A recent report about juvenile females in the justice system, “Gender Injustice,” was written by Boston College Law professor Francine Sherman, BC ’80, and Annie Balck, an independent policy consultant, in partnership with the National Crittenton Foundation and National Women’s Law Center. The report explores how girls in the justice system have adverse experiences—including violence, abuse, and deprivation—in many facets of their lives. The report concludes that the juvenile justice system should be redesigned to help these young women.
At BC, Sherman has been teaching Juvenile Justice and Children’s Rights and Public Policy for over two decades. She also founded and directs the Juvenile Rights Advocacy Program, where Balck was a student attorney.
The report describes how girls are pushed through the justice system, the ways systems in place fail to help the girls, and the need to focus on trauma and inequality. In addition, the report emphasizes why a developmental approach to reform the system would benefit the girls as well as public safety.

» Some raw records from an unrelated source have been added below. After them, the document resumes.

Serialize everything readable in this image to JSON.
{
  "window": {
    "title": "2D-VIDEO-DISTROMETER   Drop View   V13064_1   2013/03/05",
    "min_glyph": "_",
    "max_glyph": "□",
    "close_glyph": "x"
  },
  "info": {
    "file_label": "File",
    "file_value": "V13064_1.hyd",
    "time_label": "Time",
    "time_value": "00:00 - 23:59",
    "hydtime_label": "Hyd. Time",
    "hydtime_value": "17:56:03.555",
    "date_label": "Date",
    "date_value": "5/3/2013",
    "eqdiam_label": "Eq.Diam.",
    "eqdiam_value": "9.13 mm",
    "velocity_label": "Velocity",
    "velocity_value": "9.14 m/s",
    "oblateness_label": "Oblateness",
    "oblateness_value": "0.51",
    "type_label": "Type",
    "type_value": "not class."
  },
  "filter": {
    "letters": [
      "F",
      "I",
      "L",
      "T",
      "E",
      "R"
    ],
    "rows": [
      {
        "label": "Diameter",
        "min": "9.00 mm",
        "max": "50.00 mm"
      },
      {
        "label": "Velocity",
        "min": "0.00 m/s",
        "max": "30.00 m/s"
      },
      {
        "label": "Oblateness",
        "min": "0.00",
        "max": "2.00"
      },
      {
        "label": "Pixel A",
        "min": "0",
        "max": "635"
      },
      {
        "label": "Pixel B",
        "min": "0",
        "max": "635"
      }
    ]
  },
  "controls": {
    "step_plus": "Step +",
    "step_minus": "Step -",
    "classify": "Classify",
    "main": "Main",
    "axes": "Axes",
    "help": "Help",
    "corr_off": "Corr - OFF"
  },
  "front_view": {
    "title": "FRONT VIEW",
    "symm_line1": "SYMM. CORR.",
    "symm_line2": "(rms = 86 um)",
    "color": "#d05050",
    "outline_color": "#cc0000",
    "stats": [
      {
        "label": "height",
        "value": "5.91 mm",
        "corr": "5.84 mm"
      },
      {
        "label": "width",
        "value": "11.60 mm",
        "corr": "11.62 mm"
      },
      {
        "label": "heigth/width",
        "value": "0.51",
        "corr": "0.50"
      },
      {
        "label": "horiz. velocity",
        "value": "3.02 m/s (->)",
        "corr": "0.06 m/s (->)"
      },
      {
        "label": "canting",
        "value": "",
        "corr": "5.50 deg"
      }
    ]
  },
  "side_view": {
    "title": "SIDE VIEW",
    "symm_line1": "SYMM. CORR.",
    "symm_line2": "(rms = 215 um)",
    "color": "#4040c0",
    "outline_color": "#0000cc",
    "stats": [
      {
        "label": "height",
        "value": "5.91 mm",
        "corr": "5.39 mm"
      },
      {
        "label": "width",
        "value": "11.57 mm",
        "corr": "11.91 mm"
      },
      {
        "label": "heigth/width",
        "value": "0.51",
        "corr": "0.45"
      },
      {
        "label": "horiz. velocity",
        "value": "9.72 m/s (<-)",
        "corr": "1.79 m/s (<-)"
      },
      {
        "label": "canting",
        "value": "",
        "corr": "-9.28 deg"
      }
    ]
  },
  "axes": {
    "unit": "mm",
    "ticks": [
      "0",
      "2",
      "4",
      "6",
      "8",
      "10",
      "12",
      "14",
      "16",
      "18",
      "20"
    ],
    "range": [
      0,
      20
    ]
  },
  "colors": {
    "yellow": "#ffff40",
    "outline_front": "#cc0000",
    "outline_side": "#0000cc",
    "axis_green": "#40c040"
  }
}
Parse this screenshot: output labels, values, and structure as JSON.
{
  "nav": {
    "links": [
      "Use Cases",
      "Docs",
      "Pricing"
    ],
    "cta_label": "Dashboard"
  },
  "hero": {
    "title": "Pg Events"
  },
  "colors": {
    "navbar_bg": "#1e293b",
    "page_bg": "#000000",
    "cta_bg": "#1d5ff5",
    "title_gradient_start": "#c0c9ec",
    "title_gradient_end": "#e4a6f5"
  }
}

In the report’s conclusion, the authors write that for young women, “gender justice” means that girls’ needs are met in a fair and balanced way in the juvenile reform system. Since girls’ behaviors are often the direct result of traumatic societal actions, they write, efforts ought to be focused on girls so that the system can be reformed to promote healthy relationships and give girls agency.
“There are all of these opportunities that are not expensive, that are really at the fingertips of systems right now, and need to be taken advantage of in this new kind of era of justice reform,” Sherman said to The Guardian. “We have this great opportunity right now, as systems are scaling up reform, to get it right.”
Featured Image Courtesy of The National Crittenton Foundation